◆ **EXCERPTED RECORDS**:
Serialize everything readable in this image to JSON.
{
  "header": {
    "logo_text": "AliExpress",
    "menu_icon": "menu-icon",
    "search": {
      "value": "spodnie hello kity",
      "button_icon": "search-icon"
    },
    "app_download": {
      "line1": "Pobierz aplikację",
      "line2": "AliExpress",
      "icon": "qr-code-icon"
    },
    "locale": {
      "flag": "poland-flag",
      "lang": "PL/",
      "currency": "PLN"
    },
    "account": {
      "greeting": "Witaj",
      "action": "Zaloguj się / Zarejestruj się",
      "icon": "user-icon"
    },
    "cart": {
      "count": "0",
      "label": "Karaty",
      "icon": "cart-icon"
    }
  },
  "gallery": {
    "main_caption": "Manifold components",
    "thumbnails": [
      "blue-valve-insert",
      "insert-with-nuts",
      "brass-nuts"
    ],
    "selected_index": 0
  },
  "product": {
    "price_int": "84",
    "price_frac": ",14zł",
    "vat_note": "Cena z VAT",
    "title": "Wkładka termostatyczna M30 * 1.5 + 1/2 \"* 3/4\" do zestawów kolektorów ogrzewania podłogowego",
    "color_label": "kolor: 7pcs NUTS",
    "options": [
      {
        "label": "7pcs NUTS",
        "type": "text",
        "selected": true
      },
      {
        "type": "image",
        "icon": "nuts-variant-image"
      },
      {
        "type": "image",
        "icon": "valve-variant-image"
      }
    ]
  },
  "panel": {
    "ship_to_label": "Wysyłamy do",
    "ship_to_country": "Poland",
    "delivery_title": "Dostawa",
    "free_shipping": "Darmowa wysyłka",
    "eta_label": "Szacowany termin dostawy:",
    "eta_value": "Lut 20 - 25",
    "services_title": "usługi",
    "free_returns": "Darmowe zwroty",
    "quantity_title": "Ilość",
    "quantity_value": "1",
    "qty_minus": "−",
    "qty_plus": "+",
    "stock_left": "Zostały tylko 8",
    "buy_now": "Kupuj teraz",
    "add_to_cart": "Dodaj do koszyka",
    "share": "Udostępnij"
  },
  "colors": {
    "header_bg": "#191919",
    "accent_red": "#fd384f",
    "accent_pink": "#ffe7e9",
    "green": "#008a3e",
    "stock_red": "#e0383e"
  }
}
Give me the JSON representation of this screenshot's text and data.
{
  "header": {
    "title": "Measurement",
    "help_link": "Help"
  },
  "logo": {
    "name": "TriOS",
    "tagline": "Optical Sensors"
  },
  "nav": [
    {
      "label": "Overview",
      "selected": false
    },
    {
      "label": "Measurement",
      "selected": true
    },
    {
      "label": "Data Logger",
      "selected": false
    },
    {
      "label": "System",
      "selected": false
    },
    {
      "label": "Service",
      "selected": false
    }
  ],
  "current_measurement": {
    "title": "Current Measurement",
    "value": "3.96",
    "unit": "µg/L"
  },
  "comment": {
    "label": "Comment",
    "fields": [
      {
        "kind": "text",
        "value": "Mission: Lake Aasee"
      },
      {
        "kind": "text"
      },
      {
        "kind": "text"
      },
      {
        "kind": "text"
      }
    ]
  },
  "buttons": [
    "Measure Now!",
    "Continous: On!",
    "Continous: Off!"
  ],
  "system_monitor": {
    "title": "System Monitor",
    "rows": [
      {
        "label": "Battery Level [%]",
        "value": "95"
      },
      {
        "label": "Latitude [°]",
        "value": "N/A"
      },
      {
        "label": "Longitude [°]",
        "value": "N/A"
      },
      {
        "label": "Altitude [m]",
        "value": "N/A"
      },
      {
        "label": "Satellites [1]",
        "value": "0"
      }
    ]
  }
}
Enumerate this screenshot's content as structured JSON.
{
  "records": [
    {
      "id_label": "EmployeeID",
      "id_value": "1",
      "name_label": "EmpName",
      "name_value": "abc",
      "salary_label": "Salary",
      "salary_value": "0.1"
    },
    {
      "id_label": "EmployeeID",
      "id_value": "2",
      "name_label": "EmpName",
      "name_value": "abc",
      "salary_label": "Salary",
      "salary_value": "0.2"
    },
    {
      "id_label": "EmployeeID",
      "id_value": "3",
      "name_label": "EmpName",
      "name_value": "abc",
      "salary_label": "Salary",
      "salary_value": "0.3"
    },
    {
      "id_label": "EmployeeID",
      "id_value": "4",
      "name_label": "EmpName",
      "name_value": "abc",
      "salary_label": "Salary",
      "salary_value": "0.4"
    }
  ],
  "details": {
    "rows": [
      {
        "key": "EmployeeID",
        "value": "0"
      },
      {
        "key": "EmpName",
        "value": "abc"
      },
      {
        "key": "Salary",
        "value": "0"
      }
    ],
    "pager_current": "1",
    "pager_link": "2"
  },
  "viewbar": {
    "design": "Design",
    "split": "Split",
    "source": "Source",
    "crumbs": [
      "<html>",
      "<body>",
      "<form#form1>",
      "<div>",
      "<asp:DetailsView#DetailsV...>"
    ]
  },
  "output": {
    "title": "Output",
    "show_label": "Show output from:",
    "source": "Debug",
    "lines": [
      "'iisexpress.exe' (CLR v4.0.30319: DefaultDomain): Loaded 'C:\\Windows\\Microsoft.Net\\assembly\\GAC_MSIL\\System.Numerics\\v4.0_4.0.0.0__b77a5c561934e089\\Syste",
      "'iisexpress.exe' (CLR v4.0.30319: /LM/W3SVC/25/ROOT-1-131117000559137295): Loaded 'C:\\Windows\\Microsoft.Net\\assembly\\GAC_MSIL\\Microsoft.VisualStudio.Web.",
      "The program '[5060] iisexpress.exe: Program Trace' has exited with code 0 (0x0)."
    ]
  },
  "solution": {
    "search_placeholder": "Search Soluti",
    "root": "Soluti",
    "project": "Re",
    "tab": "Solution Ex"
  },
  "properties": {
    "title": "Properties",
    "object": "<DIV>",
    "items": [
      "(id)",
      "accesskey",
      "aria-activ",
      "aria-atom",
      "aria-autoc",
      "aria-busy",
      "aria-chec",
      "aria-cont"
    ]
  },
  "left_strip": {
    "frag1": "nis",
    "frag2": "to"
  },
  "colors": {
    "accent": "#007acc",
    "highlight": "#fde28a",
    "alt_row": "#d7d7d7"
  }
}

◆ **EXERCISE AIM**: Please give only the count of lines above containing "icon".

◆ **RESULT OF THIS EXERCISE**: 7